Forbius Announces First Patient Dosed in Phase 2 Trial of anti-EGFR ADC AVID100 in EGFR-Overexpressing Squamous NSCLC

  • First patient dosed in Phase 2 advanced squamous NSCLC, additional indications to be launched imminently
  • High RP2D established, predicted to be therapeuticallyactive
  • AVID100 is the only broadly active anti-EGFR ADC in clinical development

(October 22, 2018) – Forbius, a clinical stage company developing biotherapeutics targeting EGFR and TGF-β pathways, today announced that the first patient has been dosed in a Phase 2a trial evaluating the efficacy and safety of AVID100 in patients with squamous non-small cell lung cancer (sqNSCLC) whose tumors over express epidermal growth factor receptor (EGFR).

Approximately 25% of patients with sqNSCLC have tumors that highly overexpress EGFR. Currently, no therapy is approved for the treatment of EGFR-overexpressing sqNSCLC.

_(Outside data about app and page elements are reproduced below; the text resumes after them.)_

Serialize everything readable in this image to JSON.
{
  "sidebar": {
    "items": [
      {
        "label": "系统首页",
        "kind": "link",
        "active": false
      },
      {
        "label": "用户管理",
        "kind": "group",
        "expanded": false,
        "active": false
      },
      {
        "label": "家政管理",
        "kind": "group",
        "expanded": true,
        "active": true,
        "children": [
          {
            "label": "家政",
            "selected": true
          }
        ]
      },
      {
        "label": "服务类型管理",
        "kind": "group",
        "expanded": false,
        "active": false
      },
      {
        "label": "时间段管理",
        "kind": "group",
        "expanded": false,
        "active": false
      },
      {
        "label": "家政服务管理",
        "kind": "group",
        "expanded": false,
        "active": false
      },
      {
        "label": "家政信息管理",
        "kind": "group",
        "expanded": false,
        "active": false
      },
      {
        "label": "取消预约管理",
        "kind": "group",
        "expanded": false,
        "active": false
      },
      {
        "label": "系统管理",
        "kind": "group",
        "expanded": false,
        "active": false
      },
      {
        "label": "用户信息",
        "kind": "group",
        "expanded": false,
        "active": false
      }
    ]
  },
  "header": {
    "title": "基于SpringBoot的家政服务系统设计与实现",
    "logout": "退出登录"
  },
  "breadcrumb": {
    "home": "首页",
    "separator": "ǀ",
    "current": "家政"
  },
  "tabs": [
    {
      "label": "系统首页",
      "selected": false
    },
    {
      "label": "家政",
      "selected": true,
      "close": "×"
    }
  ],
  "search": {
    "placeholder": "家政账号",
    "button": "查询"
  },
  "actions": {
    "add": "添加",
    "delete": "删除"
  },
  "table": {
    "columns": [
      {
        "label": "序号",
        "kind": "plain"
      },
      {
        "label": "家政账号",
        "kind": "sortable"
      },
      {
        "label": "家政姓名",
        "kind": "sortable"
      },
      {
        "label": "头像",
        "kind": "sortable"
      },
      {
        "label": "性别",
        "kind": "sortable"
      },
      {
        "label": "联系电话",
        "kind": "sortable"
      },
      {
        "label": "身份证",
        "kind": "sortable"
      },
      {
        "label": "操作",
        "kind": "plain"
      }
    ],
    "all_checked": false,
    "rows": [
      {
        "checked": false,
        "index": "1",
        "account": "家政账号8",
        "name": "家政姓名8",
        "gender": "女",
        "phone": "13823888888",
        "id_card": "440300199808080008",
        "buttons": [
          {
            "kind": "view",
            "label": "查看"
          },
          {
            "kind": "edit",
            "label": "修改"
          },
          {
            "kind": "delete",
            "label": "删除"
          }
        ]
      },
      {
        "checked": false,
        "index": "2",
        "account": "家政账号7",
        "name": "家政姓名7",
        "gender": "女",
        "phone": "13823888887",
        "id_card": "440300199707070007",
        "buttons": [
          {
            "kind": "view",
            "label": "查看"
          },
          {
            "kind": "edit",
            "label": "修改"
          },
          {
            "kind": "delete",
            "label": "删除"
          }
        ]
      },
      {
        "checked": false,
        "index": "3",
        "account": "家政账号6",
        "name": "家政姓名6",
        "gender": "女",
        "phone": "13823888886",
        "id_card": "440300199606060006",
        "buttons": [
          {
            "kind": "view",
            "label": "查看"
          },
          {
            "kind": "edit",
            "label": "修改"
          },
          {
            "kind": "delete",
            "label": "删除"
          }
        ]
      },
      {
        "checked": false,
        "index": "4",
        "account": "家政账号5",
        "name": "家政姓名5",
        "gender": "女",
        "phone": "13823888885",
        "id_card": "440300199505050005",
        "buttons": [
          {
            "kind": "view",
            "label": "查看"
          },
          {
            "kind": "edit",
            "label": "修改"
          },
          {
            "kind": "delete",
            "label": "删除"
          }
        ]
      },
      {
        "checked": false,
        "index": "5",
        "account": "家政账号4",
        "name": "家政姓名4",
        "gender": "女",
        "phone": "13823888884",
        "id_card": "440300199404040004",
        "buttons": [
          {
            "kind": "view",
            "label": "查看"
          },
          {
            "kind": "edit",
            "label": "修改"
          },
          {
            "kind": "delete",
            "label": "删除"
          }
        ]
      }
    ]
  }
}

An initial safety Phase 1 study for AVID100 was completed mid 2018, having enrolled 24 patients, and established a recommended Phase 2 dose (RP2D) of AVID100 of 220 mg/m2 (~6 mg/kg). This is one of the highest RP2Ds reported for maytansinoid payload ADCs (Deslandes, MAbs. 2014 Jul 1; 6(4):859–870) and is expected to be in the therapeutically active range based on preclinical efficacy studies. The majority of treatment related adverse events at RP2D were well-tolerated and grade 1 and 2 in severity. Of note, skin-related side-effects, that have been observed previously for therapeutic anti-EGFR antibodies, remained low grade and well tolerated.

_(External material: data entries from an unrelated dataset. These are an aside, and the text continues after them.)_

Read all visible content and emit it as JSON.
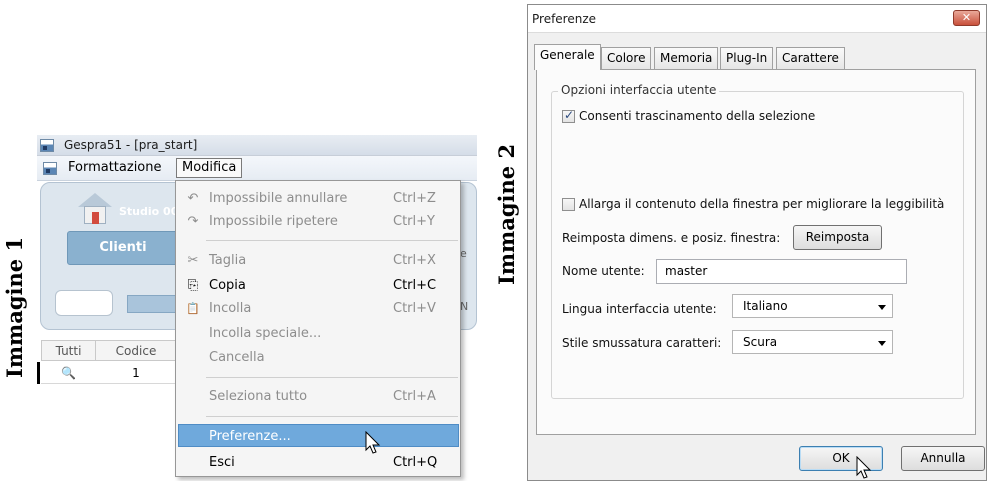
{
  "captions": {
    "left": "Immagine 1",
    "right": "Immagine 2"
  },
  "app": {
    "title": "Gespra51 - [pra_start]",
    "menu": [
      "Formattazione",
      "Modifica"
    ]
  },
  "bg": {
    "studio": "Studio 00",
    "clienti": "Clienti",
    "grid_headers": [
      "Tutti",
      "Codice"
    ],
    "row_value": "1"
  },
  "edit_menu": [
    {
      "label": "Impossibile annullare",
      "shortcut": "Ctrl+Z",
      "icon": "↶",
      "disabled": true
    },
    {
      "label": "Impossibile ripetere",
      "shortcut": "Ctrl+Y",
      "icon": "↷",
      "disabled": true
    },
    {
      "label": "Taglia",
      "shortcut": "Ctrl+X",
      "icon": "✂",
      "disabled": true
    },
    {
      "label": "Copia",
      "shortcut": "Ctrl+C",
      "icon": "⎘",
      "disabled": false
    },
    {
      "label": "Incolla",
      "shortcut": "Ctrl+V",
      "icon": "📋",
      "disabled": true
    },
    {
      "label": "Incolla speciale...",
      "shortcut": "",
      "icon": "",
      "disabled": true
    },
    {
      "label": "Cancella",
      "shortcut": "",
      "icon": "",
      "disabled": true
    },
    {
      "label": "Seleziona tutto",
      "shortcut": "Ctrl+A",
      "icon": "",
      "disabled": true
    },
    {
      "label": "Preferenze...",
      "shortcut": "",
      "icon": "",
      "disabled": false,
      "highlighted": true
    },
    {
      "label": "Esci",
      "shortcut": "Ctrl+Q",
      "icon": "",
      "disabled": false
    }
  ],
  "dialog": {
    "title": "Preferenze",
    "close": "✕",
    "tabs": [
      "Generale",
      "Colore",
      "Memoria",
      "Plug-In",
      "Carattere"
    ],
    "active_tab": "Generale",
    "group_label": "Opzioni interfaccia utente",
    "chk_drag": {
      "label": "Consenti trascinamento della selezione",
      "checked": true
    },
    "chk_enlarge": {
      "label": "Allarga il contenuto della finestra per migliorare la leggibilità",
      "checked": false
    },
    "reset_label": "Reimposta dimens. e posiz. finestra:",
    "reset_button": "Reimposta",
    "user_label": "Nome utente:",
    "user_value": "master",
    "lang_label": "Lingua interfaccia utente:",
    "lang_value": "Italiano",
    "font_label": "Stile smussatura caratteri:",
    "font_value": "Scura",
    "ok": "OK",
    "cancel": "Annulla"
  },
  "colors": {
    "highlight": "#6fa9dc",
    "close_button": "#c9503b"
  }
}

“The sqNSCLC trial, along with additional soon-to-be launched Phase 2a trials, will provide us with important information about the efficacy of AVID100 in patients with confirmed EGFR overexpression. No therapy is approved for the treatment of EGFR-overexpressing malignancies, and AVID100 could be the first agent to address this significant unmet medical need,” commented Paul Nadler, M.D., Chief Medical Officer of Forbius.

The primary goal of the Phase 2a trial is to evaluate efficacy, safety, and tolerability of AVID100 when administered to sqNSCLC patients with confirmed EGFR-overexpression. The study is being conducted at multiple sites across North America and will initially enroll approximately 15 sqNSCLC patients who failed all prior lines of treatment. The number of patients will be increased pending preliminary signs of AVID100 efficacy. This Phase 2a study is being supported by the previously announced $18.8M peer-reviewed grant from the Cancer Prevention Institute of Texas(CPRIT).

About AVID100

AVID100 is a highly potent EGFR-targeting antibody-drug conjugate (ADC) that was engineered to achieve enhanced anti-tumor efficacy without a corresponding increase in toxicity against skin and other EGFR-expressing normal tissues. In preclinical studies, AVID100 demonstrated significant anti-cancer activity, including in EGFR overexpressing tumor models that are resistant to marketed EGFR inhibitors. AVID100 is the only broadly active anti-EGFR ADC in clinical development.

About Forbius: Targeting EGFR and TGF-β Pathways in Cancer and Fibrosis

Forbius is a clinical stage company that designs and develops biotherapeutics for the treatment of cancer and fibrotic diseases. We use our strength in biological understanding and diverse protein engineering technologies to design superior inhibitors of validated pathways. We have particularly deep expertise in targeting the transforming growth factor-beta (TGF-β) and epidermal growth factor receptor (EGFR )pathways. For both of these pathways, there is a significant body of evidence validating their role as drivers of multiple life-threatening conditions, including cancer and fibrosis. However, in the case of the EGFR pathway, the majority of patients do not benefit from currently marketed EGFR inhibitors; in the case of the TGF-β pathway, no agent targeting this pathway has yet been approved. By using multiple complementary platform technologies, Forbius’ team overcame barriers that prevented the development of effective therapeutics targeting these pathways.



Claudia Resch